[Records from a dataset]
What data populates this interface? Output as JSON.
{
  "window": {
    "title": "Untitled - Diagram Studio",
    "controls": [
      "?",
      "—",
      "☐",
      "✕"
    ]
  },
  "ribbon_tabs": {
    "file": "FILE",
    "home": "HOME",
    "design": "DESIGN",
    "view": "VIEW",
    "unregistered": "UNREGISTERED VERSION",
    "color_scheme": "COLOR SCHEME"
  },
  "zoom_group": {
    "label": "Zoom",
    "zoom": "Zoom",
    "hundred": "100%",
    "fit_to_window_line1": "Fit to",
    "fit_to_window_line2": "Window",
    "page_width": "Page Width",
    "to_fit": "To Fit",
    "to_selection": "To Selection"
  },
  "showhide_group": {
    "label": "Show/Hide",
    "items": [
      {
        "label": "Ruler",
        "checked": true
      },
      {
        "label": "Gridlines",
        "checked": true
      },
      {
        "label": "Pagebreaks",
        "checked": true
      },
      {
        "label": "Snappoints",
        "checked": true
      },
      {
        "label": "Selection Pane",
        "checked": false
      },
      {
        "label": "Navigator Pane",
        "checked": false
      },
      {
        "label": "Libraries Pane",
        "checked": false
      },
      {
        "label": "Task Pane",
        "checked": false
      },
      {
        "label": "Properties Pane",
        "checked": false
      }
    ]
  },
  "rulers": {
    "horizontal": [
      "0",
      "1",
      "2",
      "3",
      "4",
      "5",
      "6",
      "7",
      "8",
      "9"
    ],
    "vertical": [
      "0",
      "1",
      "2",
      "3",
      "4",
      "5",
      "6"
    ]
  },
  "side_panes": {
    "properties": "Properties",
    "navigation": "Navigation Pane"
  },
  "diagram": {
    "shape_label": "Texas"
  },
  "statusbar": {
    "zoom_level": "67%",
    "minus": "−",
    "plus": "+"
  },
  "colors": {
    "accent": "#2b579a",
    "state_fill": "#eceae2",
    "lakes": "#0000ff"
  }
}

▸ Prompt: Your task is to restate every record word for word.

▸ Solved problem:
What data populates this interface? Output as JSON.
{
  "window": {
    "title": "Untitled - Diagram Studio",
    "controls": [
      "?",
      "—",
      "☐",
      "✕"
    ]
  },
  "ribbon_tabs": {
    "file": "FILE",
    "home": "HOME",
    "design": "DESIGN",
    "view": "VIEW",
    "unregistered": "UNREGISTERED VERSION",
    "color_scheme": "COLOR SCHEME"
  },
  "zoom_group": {
    "label": "Zoom",
    "zoom": "Zoom",
    "hundred": "100%",
    "fit_to_window_line1": "Fit to",
    "fit_to_window_line2": "Window",
    "page_width": "Page Width",
    "to_fit": "To Fit",
    "to_selection": "To Selection"
  },
  "showhide_group": {
    "label": "Show/Hide",
    "items": [
      {
        "label": "Ruler",
        "checked": true
      },
      {
        "label": "Gridlines",
        "checked": true
      },
      {
        "label": "Pagebreaks",
        "checked": true
      },
      {
        "label": "Snappoints",
        "checked": true
      },
      {
        "label": "Selection Pane",
        "checked": false
      },
      {
        "label": "Navigator Pane",
        "checked": false
      },
      {
        "label": "Libraries Pane",
        "checked": false
      },
      {
        "label": "Task Pane",
        "checked": false
      },
      {
        "label": "Properties Pane",
        "checked": false
      }
    ]
  },
  "rulers": {
    "horizontal": [
      "0",
      "1",
      "2",
      "3",
      "4",
      "5",
      "6",
      "7",
      "8",
      "9"
    ],
    "vertical": [
      "0",
      "1",
      "2",
      "3",
      "4",
      "5",
      "6"
    ]
  },
  "side_panes": {
    "properties": "Properties",
    "navigation": "Navigation Pane"
  },
  "diagram": {
    "shape_label": "Texas"
  },
  "statusbar": {
    "zoom_level": "67%",
    "minus": "−",
    "plus": "+"
  },
  "colors": {
    "accent": "#2b579a",
    "state_fill": "#eceae2",
    "lakes": "#0000ff"
  }
}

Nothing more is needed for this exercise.